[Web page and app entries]
╔══
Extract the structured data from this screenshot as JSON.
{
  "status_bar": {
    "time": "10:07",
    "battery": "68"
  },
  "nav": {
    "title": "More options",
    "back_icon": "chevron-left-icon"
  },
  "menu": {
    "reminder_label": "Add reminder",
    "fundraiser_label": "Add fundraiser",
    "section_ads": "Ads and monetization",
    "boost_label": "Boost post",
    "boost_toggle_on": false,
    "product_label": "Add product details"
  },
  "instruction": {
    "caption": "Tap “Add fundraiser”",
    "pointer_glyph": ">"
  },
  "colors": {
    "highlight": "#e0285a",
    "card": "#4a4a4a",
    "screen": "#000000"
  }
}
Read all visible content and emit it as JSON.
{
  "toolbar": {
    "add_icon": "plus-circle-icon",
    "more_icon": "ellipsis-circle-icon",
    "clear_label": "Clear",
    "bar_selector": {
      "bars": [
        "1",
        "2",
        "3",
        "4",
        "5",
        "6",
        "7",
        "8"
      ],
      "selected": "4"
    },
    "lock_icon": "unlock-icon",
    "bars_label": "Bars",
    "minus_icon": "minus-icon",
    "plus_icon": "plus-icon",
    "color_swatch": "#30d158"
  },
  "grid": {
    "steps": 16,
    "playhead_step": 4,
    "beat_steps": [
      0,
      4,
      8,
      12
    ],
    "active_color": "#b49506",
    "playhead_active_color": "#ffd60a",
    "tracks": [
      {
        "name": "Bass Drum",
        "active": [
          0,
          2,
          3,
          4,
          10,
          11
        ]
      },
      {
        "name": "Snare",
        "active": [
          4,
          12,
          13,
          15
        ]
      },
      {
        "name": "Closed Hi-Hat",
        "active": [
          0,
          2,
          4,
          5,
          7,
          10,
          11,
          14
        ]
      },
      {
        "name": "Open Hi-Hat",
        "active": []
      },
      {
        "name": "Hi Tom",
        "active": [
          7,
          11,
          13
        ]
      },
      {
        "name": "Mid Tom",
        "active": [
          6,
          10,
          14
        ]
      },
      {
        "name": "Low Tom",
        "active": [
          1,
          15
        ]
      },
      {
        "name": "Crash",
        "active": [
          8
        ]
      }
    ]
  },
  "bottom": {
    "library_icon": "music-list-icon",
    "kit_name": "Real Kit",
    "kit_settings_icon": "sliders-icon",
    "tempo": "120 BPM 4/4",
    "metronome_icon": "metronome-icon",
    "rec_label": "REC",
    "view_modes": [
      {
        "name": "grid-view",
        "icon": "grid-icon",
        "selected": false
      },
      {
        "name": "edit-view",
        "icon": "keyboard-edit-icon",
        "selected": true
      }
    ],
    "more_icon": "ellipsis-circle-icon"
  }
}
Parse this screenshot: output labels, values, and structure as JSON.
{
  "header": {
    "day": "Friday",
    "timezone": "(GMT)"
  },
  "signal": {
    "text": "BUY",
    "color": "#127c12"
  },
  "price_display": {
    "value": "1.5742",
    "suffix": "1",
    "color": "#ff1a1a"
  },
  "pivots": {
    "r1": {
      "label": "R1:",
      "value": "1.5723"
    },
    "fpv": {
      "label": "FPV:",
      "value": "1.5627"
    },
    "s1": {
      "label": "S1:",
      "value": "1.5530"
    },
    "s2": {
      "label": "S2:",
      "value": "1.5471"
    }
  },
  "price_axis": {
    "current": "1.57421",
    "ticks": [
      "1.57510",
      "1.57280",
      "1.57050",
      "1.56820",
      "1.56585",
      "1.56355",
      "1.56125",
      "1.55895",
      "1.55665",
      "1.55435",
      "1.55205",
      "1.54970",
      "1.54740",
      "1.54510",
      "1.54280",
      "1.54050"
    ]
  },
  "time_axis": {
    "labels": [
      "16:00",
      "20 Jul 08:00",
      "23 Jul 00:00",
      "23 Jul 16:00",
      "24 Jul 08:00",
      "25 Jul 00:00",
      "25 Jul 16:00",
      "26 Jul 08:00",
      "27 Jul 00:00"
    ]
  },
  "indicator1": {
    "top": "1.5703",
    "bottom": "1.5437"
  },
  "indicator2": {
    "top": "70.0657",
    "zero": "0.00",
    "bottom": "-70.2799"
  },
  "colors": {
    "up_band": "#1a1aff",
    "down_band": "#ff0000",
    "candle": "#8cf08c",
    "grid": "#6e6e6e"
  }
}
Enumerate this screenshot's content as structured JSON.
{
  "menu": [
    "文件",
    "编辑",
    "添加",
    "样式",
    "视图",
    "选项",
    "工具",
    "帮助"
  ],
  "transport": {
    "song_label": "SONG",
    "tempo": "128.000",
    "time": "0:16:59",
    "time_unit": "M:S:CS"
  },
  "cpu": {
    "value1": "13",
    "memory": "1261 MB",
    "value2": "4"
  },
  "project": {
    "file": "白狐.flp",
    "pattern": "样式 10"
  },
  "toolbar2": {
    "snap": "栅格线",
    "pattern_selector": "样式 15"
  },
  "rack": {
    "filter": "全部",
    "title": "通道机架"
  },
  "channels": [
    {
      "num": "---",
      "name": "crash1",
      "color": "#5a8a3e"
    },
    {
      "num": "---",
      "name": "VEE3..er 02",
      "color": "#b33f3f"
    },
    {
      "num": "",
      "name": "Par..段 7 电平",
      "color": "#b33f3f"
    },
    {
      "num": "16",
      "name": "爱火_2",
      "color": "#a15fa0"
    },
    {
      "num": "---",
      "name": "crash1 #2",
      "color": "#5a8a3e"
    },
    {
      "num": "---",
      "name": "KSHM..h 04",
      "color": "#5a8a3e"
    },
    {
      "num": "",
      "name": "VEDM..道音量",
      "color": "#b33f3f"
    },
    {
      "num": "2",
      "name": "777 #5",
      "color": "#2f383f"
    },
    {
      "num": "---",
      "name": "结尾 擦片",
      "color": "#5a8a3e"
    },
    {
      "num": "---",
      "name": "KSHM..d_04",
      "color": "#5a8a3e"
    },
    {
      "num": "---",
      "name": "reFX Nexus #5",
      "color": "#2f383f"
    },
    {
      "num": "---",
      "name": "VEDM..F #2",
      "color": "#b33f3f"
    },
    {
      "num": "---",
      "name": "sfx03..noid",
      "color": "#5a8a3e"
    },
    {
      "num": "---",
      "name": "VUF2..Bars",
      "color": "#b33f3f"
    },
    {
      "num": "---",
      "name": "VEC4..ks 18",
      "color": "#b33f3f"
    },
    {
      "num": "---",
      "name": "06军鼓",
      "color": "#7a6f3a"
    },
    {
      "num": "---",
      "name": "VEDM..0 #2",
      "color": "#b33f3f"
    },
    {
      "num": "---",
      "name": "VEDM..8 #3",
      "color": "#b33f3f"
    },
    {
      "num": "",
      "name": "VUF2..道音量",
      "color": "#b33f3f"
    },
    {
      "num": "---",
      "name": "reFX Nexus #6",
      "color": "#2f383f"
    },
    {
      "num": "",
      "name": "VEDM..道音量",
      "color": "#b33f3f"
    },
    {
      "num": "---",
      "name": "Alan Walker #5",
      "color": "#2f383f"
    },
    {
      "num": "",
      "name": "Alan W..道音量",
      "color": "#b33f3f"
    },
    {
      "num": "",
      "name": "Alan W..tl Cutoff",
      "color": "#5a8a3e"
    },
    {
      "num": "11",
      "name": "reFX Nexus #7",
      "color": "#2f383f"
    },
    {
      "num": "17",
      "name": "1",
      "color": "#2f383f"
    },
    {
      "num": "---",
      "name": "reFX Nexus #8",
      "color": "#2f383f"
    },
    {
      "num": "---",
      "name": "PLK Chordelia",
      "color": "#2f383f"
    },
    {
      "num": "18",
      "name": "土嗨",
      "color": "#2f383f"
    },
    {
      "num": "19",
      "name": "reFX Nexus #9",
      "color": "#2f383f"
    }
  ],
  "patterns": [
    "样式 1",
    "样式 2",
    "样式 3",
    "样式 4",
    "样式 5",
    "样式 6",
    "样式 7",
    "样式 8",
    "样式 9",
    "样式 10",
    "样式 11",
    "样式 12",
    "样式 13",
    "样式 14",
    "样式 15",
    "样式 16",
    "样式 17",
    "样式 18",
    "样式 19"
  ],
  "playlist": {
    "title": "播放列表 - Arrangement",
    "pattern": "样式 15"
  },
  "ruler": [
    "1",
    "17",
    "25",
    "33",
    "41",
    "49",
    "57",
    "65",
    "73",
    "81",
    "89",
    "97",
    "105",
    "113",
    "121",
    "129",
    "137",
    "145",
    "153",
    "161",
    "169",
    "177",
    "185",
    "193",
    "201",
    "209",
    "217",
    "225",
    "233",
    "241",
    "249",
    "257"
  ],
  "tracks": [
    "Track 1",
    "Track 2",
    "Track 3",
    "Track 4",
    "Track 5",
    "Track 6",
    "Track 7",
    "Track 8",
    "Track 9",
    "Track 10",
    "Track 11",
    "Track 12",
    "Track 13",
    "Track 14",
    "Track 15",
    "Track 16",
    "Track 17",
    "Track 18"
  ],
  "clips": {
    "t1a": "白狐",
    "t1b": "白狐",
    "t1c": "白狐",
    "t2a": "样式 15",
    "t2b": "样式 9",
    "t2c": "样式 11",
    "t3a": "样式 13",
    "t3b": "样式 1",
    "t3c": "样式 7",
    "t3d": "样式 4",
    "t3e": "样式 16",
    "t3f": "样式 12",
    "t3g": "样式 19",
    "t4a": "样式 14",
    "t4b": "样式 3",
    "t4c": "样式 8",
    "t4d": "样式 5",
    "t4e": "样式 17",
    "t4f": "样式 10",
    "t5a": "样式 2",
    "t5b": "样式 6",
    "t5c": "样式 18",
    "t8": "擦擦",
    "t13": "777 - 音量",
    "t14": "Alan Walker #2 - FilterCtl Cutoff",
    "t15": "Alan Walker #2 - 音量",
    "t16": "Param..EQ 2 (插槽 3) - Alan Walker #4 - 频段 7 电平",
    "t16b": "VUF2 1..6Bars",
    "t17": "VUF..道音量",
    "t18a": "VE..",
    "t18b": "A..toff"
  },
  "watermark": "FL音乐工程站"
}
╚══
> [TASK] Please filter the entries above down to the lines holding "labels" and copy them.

> [SOLUTION TO THIS PROBLEM]
Parse this screenshot: output labels, values, and structure as JSON.
    "labels": [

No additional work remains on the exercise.